The Southern African Development Community (SADC) has approved a “Declaration of the Regional Drought Disaster”, in acknowledgement of the severe levels of hunger and food insecurity in the region.
If no action is taken to address the issue, brought on by drought as a result of El Nino, there is fear that the number of people affected in southern Africa will rise to 50 million, up from the current estimate of 28 to 30 million people.
International aid organizations Oxfam, Save the Children and Care International are jointly calling on donors to respond to the SADC call, with urgency.
Despite the many appeals for funding and food assistance, Oxfam’s Nellie Nyang’wa told VOA Studio 7 that reaction is slow.
“What concerned us is that there hasn’t been much sense of urgency coming from donors, coming from government and so as Oxfam, we have been lobbying quite a bit for these agencies to take action.”
A Malawian man carries food aid distributed by the United Nations World Food Program (WFP) through maize fields in Mzumazi village near the capital Lilongwe, Feb. 3, 2016.
She added that the declaration is a very strong statement from stakeholders in the region. “It’s rare and I don’t think we remember when a whole region declared a disaster … Significance of this is that SADC is acknowledging that this is unprecedented. It’s a big crisis that is affecting most of the countries in the region, and as a group of governments in this region, they acknowledge that it’s a big disaster.”
Nyang’wa said the declaration is also going to help relief aid agencies to highlight the plight of the people in the region. “So we needed more voices and SADC is one of the stronger voices that we have been waiting for.”

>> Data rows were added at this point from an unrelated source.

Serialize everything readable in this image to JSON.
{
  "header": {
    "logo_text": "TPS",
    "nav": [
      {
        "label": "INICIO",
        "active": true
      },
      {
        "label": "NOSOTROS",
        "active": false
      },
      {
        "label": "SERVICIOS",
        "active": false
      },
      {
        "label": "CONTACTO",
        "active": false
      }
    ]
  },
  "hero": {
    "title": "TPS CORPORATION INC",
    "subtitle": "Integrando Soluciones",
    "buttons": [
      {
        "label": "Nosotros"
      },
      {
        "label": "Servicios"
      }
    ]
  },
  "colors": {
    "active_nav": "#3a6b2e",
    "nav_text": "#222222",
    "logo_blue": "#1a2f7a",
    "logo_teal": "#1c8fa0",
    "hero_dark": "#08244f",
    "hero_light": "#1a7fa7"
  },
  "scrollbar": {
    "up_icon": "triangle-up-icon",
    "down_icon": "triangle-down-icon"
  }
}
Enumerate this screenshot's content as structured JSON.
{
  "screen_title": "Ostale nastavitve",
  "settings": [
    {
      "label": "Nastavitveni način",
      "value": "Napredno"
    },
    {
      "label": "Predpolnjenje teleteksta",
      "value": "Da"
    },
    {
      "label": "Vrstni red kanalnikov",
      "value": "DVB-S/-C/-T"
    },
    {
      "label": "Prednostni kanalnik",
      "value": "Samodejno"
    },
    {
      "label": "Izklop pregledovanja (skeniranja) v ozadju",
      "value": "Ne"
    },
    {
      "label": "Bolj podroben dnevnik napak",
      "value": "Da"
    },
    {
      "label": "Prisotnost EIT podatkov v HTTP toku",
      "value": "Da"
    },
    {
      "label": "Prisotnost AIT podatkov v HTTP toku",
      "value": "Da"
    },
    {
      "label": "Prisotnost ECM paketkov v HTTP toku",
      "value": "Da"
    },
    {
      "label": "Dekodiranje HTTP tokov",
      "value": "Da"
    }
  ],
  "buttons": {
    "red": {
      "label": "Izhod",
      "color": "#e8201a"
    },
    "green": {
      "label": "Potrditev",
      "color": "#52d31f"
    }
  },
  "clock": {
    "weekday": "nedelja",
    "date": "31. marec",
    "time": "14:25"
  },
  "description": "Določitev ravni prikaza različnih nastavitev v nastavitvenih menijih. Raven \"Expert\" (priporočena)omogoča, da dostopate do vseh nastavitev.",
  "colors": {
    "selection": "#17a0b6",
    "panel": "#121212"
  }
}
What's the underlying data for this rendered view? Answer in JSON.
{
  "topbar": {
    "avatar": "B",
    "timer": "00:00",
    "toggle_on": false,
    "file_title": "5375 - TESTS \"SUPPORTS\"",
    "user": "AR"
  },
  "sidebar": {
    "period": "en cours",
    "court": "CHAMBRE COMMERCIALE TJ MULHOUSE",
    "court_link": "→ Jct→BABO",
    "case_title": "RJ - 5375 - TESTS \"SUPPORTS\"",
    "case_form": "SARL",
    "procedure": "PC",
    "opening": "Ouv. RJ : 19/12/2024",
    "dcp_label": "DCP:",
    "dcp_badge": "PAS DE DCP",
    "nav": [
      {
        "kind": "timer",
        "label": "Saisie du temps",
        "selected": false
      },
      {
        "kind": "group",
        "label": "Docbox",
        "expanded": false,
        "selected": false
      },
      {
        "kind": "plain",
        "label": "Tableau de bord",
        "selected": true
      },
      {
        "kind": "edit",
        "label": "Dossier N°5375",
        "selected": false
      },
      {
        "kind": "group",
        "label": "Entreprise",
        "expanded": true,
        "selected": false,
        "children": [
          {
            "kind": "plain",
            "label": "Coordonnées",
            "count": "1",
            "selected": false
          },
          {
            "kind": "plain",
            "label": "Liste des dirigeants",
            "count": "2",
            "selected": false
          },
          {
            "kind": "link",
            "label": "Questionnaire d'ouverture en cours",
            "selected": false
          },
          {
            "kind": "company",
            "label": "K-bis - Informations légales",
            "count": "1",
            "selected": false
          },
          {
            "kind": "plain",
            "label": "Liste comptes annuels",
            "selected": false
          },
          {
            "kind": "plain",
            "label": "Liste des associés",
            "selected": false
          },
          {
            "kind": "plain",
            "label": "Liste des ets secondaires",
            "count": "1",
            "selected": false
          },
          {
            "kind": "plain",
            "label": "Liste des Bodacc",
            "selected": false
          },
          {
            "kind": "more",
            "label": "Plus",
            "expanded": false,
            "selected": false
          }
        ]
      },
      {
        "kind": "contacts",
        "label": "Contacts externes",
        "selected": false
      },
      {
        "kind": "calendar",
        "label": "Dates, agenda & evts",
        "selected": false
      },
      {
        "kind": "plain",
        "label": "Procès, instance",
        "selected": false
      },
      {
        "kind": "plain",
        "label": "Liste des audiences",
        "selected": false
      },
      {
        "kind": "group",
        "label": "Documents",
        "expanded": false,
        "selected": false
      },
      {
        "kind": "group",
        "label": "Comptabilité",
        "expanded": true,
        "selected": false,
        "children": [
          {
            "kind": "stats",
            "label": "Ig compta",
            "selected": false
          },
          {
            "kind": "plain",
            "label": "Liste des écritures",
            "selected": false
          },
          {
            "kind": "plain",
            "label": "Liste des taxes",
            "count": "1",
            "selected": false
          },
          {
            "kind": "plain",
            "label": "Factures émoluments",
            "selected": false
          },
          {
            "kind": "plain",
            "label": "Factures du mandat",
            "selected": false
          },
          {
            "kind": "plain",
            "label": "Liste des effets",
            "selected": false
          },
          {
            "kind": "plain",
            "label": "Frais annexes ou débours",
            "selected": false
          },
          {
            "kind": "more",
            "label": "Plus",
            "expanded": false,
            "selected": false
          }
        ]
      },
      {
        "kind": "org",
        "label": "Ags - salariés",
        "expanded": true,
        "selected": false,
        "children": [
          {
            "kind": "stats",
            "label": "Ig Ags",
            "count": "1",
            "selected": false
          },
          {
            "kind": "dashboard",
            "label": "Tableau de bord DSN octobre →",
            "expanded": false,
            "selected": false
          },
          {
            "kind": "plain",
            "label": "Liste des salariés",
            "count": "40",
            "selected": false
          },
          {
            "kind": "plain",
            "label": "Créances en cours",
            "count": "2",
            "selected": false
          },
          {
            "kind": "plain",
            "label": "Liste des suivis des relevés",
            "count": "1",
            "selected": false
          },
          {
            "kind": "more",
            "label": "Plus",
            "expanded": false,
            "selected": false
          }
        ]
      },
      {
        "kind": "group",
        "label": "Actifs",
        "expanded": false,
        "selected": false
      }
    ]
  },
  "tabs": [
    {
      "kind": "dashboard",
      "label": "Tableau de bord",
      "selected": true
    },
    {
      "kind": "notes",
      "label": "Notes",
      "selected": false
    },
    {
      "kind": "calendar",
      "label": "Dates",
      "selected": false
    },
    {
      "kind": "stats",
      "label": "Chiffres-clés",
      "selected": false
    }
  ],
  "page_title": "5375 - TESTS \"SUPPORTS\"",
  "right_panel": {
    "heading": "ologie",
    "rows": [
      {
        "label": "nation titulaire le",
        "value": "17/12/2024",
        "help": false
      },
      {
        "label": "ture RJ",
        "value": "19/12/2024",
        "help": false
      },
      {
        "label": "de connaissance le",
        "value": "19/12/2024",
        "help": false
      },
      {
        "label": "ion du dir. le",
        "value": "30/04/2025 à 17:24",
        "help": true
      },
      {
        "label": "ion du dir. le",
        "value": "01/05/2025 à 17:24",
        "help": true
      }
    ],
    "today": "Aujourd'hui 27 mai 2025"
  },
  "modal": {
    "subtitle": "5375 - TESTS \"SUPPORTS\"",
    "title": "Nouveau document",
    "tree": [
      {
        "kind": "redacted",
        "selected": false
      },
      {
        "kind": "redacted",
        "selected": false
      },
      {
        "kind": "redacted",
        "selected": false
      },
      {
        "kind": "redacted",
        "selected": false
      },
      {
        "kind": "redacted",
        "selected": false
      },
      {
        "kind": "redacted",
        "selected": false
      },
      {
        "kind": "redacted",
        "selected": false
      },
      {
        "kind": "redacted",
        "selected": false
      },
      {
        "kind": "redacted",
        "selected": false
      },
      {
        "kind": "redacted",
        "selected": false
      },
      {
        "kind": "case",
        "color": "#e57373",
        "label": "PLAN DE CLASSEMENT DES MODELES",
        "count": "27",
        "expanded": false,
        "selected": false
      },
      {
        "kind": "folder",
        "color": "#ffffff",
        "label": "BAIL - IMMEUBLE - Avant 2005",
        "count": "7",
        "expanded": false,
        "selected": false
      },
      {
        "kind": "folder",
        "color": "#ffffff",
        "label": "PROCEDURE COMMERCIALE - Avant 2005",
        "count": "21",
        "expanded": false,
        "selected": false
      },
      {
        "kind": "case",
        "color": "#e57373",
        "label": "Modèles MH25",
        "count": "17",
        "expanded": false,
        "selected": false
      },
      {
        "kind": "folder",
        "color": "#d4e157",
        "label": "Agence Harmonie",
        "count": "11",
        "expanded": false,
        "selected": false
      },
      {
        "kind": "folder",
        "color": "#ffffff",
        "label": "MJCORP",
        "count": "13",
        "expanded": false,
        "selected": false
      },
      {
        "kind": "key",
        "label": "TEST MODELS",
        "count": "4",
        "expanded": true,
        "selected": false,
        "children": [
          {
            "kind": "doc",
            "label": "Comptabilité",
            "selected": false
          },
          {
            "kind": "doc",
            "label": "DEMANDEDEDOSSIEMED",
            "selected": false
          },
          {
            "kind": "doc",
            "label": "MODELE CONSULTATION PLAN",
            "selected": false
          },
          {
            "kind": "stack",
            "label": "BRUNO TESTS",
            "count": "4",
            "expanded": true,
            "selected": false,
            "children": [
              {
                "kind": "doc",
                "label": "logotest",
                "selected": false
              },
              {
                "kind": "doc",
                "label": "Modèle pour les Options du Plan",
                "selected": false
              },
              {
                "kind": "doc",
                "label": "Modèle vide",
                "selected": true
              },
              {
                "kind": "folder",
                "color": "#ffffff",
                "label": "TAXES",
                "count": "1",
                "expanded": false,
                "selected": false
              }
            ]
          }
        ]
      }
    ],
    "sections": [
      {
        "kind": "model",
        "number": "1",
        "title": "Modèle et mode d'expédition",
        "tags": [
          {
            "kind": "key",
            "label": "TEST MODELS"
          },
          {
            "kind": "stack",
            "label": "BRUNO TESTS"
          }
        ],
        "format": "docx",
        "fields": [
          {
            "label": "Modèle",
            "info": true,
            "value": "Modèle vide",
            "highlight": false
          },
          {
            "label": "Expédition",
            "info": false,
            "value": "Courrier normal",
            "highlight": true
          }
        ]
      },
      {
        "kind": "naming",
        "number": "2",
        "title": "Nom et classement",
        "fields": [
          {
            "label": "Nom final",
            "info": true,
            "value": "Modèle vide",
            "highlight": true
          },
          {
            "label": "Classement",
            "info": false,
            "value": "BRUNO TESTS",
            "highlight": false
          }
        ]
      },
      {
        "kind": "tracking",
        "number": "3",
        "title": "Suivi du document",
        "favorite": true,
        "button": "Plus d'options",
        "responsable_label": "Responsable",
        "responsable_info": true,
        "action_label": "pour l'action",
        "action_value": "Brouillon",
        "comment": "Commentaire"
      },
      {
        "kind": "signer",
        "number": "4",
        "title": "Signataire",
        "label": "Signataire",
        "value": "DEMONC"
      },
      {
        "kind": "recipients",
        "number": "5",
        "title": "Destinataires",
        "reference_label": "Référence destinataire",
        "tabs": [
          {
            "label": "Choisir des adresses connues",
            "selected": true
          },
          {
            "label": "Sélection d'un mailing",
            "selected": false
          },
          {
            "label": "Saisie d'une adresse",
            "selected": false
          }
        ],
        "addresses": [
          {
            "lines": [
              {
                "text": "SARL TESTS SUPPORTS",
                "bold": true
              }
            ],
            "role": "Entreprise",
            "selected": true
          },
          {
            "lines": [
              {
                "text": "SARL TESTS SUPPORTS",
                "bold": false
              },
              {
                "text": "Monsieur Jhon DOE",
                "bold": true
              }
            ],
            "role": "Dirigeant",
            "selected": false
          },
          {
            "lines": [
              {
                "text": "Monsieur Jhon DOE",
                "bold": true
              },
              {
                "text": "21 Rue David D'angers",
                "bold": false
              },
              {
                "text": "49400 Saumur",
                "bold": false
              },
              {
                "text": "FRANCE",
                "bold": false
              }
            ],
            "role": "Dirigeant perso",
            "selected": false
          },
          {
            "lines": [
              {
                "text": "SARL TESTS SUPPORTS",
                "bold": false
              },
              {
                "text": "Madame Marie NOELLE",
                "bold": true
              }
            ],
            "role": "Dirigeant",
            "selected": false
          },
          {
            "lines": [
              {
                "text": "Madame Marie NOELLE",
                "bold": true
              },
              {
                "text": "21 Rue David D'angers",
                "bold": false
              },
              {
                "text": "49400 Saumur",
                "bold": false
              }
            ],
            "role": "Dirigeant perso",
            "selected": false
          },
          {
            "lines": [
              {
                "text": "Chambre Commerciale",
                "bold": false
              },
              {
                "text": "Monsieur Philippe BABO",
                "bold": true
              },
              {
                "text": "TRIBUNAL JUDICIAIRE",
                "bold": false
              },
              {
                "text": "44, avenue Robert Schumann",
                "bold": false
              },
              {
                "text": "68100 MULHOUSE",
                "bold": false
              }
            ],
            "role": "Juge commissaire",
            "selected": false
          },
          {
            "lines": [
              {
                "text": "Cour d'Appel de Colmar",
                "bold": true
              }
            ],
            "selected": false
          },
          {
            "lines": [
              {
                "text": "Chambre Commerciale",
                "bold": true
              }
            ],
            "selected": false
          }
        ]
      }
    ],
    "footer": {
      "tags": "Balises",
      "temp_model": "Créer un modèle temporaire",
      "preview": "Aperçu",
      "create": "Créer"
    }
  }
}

Essential life-saving crops have failed after at least two consecutive bad harvests, driven this year by a ‘super’ El Nino, which has resulted in erratic, unpredictable weather, reduced or no rainfall in many areas, and flash flooding in others.
“SADC’s declaration of a regional emergency must be a clarion call for donors, national governments and the humanitarian community to act faster,” said Save the Children’s East and Southern Africa Regional Director, David Wright.
“The current El Niño is now the strongest on record, leaving millions in the path of severe droughts and destructive flooding which threaten the lives of families and children across the world. Without help, many children face hunger, disease, and futures deprived of the opportunities provided by education and protection.”
This photo shows the fast-drying catchment area of the Umzingwani dam in Matabeleland, southwestern Zimbabwe, Feb. 7, 2016. President Robert Mugabe had declared a state of disaster two days earlier in many rural areas hit by a severe drought.
Oxfam’s Daniel Sinnathamby added that “although a lot of work is already underway to ensure that affected people, especially women and children, can access enough food over the coming weeks and months, much more must be done because the crisis threatens to overwhelm both governments’ ability to respond and people’s ability to cope.”
Sinnathamby said this current phenomenon is a strong sign of what “we can expect from a climate-changed world - we need to meet people’s immediate needs but we must address the longer-term issues which have made men, women and children in Southern Africa chronically vulnerable,” he warned.
SADC’s announcement included the approval of a regional logistics team to coordinate the immediate response as well as longer-term calls to action for its member states to scale up technological development for agriculture, energy and water to help mitigate the impact of climate change on the region’s poorest people and help communities become more resilient to future weather events and shocks, including building up social services and scaling-up programmes to help minimise the impact of climate change on the region’s poorest people.
“It is increasingly difficult for people to access affordable staple foods across the region, therefore these measures are vital so that more people are able to cope, and ultimately survive,” added Sinnathamby.
CARE’s East, Central and Southern Africa Regional Director, Emma Naylor-Ngugi, noted that “as a result of climate change, extreme weather events such as El Niño are having an even greater impact on poor and marginalized communities in Southern Africa, CARE is especially concerned about the impact of the crisis on women and girls. Increasingly families are skipping meals and eating wild fruits to get by.”
Oxfam, Save the Children and Care called for urgent donor intervention to address the imminent crisis in the region, and for national governments to play a critical role to ensure that the most vulnerable are able to access humanitarian relief to save lives now.
FILE - Frail and starving cattle are seen in Chivi, Masvingo province, Zimbabwe. The country's vice-president, Emmerson Mnangagwa, says close to 20,000 farm animals have died due to severe drought conditions. (Photo - S. Mhofu/VOA)
According to Nyang’wa, in Zimbabwe, the organization does a lot of developmental work and under normal circumstances where there is no crisis, “we have been doing a lot of work with farmers, we have also done health work, around HIV/AIDS, specially reproductive health, we do a lot of work around women’s rights, as well, and so when we have an emergency like this, our first observation and assessment come out of the fact that we are on the ground.”
Zimbabwe says at least 4 million people need urgent food aid. UNICEF indicated this week that 33,000 children are facing acute malnutrition due to the El Nino fuelled drought that has gripped the region.
While the strength of El Niño is set to decrease over the first part of 2016, its full force of its impact of people’s lives will be felt over the coming months.